▸ EXTRACTED ENTRIES

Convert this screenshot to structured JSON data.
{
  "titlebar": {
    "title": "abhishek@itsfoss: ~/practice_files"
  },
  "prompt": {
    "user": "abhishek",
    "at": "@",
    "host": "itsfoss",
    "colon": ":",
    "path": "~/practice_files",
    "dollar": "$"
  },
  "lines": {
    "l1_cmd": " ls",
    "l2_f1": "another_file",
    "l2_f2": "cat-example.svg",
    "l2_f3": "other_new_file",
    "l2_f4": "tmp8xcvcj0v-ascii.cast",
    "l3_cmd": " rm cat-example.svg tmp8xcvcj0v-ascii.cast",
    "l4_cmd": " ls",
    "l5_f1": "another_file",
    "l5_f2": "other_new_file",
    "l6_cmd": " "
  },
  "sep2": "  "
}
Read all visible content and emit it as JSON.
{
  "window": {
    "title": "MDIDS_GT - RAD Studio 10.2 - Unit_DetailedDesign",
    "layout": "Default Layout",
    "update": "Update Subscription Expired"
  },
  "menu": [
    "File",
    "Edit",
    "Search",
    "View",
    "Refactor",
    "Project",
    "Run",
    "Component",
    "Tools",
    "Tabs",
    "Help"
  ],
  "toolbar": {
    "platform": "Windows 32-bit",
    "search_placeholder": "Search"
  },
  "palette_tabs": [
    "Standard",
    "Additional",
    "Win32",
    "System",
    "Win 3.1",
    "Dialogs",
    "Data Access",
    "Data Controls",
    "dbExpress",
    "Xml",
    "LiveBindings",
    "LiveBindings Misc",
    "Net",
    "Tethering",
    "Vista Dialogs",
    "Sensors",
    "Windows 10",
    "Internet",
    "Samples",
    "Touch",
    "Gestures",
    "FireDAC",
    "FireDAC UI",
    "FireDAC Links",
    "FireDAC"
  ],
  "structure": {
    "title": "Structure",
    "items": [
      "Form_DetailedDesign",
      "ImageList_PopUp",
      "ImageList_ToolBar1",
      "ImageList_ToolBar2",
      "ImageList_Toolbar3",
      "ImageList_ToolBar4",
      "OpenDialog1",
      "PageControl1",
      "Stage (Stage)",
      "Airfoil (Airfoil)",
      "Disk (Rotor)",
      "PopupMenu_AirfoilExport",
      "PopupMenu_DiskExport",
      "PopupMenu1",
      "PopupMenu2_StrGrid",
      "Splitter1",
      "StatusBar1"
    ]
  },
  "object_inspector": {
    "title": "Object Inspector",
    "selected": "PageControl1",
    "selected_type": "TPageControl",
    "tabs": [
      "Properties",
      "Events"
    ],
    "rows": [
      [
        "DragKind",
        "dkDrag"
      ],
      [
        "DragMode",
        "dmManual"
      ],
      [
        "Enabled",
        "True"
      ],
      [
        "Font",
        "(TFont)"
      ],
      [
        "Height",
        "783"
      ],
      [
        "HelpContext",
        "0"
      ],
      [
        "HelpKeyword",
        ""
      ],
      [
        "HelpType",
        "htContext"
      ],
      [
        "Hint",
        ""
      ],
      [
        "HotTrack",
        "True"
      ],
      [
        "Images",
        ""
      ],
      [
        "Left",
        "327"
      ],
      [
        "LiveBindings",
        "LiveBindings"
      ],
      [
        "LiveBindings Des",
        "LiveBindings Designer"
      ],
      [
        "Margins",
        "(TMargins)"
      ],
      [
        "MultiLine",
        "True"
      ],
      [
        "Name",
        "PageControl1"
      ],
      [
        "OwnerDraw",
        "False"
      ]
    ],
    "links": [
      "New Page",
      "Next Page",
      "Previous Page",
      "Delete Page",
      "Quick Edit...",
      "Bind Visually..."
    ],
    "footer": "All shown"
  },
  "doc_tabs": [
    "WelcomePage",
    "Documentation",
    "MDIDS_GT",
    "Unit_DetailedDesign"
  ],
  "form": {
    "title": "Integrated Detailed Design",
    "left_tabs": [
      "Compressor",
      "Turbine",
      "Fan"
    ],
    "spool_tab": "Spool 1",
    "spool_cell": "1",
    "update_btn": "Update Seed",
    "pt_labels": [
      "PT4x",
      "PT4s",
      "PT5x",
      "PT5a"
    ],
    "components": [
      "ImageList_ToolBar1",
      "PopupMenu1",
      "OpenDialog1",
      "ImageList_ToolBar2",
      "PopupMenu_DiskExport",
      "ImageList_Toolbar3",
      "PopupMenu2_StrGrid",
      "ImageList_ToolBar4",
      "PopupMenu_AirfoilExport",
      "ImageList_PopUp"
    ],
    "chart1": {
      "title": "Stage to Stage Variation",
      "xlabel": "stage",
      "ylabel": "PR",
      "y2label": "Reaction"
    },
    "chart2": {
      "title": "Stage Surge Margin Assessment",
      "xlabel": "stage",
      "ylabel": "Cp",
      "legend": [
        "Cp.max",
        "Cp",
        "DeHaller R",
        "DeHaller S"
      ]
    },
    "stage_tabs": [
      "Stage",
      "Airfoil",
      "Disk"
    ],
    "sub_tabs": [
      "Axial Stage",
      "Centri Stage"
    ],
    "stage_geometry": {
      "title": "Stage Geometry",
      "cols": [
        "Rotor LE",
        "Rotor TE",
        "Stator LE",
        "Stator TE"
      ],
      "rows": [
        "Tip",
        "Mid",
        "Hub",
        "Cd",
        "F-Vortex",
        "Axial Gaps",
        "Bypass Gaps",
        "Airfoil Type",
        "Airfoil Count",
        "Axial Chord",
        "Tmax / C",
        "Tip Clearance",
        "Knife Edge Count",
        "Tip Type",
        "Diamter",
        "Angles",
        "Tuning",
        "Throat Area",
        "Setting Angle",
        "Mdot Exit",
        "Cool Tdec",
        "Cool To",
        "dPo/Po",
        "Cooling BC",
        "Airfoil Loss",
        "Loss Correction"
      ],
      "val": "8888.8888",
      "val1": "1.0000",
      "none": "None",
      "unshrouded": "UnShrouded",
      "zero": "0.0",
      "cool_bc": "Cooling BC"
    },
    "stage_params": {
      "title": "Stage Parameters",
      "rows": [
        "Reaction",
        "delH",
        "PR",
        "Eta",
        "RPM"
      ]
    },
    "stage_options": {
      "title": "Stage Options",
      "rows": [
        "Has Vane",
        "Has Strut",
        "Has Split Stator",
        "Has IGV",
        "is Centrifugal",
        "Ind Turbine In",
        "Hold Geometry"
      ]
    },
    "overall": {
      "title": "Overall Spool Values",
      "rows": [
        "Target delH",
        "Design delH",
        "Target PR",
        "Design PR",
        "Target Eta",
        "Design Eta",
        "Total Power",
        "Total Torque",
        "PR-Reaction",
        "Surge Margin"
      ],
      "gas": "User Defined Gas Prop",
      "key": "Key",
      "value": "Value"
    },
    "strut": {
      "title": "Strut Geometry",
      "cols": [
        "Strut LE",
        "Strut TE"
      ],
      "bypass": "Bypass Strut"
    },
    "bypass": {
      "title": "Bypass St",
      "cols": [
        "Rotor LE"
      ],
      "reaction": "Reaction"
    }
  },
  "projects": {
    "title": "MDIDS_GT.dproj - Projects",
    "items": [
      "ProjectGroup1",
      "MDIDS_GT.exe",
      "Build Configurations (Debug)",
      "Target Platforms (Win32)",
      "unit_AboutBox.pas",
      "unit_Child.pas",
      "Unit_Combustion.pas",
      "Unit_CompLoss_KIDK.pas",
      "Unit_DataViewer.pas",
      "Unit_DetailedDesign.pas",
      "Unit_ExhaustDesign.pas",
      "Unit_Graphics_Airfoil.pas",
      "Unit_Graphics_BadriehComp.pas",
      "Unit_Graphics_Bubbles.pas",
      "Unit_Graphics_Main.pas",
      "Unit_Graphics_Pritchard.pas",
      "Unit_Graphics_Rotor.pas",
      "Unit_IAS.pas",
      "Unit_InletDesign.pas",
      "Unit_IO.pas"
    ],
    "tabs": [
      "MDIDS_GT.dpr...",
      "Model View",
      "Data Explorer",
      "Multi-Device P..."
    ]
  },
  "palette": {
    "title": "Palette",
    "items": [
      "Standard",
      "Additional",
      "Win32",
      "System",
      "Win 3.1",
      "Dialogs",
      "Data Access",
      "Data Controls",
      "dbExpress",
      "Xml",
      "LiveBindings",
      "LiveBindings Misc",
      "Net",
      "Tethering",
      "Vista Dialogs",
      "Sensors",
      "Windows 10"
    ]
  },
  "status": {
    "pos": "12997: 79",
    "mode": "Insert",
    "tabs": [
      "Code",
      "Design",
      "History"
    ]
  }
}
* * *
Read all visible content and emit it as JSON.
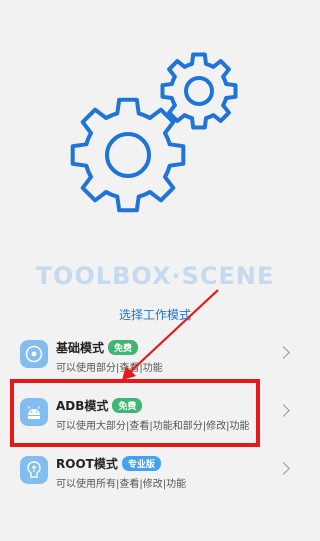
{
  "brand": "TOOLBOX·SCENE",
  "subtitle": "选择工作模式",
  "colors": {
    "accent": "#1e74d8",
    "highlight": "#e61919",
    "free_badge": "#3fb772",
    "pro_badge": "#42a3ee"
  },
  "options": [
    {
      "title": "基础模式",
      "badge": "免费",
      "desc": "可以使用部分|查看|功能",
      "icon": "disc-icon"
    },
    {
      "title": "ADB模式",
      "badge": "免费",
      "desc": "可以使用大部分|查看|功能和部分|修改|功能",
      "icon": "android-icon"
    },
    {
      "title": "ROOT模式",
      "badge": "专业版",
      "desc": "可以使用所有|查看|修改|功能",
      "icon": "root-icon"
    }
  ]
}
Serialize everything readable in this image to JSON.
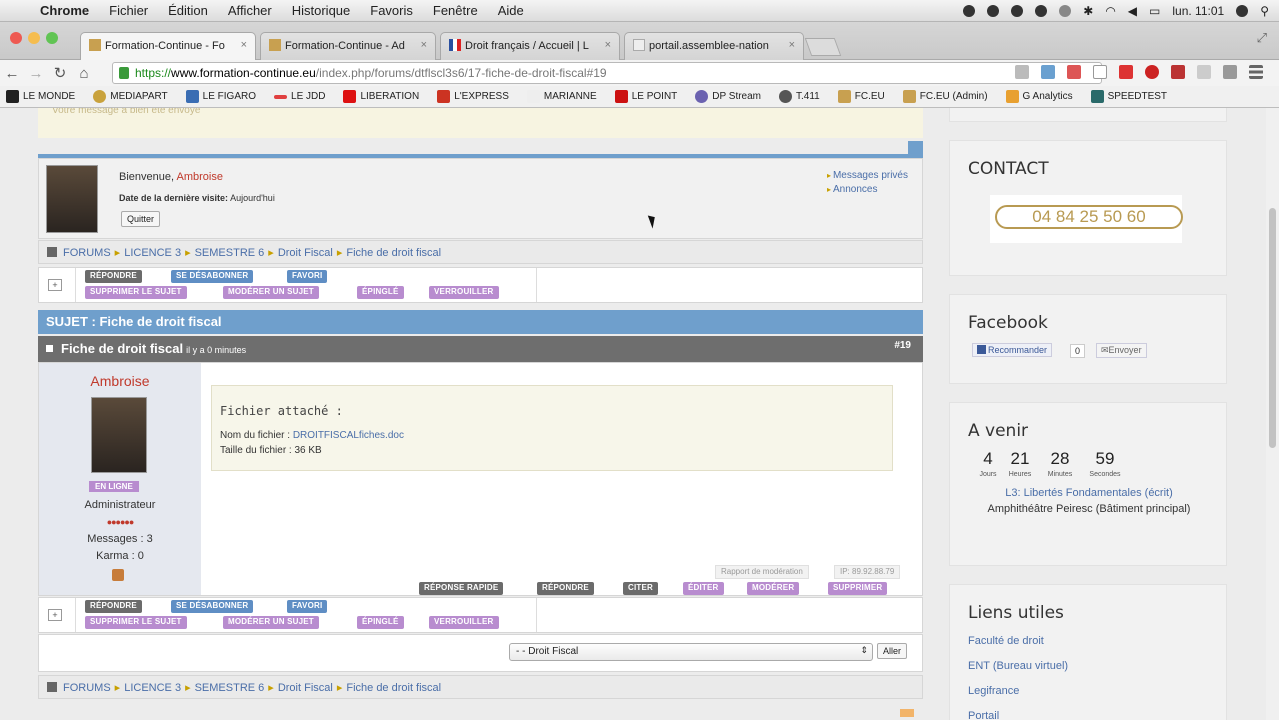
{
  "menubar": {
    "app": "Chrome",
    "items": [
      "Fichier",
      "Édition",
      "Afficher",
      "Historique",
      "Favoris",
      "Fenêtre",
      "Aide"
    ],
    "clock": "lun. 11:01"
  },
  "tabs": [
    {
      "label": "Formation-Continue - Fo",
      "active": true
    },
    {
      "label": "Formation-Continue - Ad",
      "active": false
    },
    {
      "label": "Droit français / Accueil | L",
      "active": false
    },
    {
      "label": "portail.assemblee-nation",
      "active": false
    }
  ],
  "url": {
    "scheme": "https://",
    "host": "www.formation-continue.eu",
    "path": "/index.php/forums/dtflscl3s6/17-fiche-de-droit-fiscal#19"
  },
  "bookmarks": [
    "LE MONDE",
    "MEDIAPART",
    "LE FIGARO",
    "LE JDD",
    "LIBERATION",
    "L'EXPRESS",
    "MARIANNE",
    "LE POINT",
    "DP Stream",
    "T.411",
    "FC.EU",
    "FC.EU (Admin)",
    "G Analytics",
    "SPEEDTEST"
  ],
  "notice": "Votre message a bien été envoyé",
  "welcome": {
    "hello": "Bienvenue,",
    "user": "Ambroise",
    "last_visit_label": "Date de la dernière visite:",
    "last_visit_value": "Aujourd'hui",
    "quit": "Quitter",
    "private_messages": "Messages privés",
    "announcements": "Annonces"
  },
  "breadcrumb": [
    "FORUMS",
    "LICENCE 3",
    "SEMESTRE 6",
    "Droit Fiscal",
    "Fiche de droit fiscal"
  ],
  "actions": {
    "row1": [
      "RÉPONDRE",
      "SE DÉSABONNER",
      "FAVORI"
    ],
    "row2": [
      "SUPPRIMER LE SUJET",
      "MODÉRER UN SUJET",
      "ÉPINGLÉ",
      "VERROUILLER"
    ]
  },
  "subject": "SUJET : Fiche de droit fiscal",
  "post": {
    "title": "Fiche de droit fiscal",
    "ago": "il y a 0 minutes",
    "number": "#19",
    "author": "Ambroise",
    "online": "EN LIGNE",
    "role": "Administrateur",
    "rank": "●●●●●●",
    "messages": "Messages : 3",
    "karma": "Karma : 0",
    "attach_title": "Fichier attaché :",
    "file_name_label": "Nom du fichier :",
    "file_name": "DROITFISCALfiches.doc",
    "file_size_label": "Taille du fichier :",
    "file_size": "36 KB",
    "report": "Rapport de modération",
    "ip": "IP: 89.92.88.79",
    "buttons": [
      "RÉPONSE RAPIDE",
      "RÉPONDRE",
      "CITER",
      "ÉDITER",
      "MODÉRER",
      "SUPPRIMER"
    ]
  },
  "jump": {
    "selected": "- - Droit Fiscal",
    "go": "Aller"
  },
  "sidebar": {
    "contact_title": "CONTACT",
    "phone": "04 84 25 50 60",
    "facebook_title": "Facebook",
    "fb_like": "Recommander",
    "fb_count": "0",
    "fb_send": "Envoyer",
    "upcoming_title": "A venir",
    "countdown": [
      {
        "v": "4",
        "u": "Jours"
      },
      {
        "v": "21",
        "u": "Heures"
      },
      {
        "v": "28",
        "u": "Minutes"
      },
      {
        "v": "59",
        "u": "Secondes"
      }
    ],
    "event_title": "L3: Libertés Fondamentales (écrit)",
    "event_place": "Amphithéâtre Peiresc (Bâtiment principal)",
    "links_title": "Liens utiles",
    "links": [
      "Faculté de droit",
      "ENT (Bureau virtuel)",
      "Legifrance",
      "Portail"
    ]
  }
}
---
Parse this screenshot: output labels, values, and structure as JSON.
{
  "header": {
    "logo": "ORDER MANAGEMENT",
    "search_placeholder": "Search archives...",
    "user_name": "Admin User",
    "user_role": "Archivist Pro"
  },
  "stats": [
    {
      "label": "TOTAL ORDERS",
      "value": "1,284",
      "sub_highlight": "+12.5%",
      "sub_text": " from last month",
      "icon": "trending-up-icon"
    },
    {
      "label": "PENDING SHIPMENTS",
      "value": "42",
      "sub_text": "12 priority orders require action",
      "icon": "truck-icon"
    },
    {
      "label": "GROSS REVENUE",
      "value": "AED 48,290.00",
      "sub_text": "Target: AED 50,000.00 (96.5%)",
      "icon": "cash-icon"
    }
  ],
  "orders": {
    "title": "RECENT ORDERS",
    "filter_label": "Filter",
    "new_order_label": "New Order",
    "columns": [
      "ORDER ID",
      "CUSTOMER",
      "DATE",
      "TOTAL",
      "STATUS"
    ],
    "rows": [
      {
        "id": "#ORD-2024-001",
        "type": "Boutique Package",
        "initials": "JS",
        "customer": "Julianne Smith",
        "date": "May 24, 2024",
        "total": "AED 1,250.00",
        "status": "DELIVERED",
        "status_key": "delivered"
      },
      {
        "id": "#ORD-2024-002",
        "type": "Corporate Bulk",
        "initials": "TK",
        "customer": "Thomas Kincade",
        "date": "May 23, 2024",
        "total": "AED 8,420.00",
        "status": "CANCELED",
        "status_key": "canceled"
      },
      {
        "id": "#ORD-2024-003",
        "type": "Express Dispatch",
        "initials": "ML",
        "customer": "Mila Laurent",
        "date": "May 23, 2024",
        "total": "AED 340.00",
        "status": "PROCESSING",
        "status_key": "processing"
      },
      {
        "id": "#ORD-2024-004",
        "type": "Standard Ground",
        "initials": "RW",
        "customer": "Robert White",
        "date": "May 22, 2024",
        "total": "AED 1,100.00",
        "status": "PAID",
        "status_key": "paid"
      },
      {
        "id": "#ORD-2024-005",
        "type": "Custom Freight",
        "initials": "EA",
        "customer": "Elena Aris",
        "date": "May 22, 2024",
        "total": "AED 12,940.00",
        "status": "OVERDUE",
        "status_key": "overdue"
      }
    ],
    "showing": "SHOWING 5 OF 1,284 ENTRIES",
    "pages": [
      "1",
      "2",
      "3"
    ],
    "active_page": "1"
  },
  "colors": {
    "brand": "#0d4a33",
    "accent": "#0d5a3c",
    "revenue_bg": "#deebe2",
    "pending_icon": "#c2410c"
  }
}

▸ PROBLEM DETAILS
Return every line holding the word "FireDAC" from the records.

▸ RESPONSE
    "FireDAC",
    "FireDAC UI",
    "FireDAC Links",
    "FireDAC"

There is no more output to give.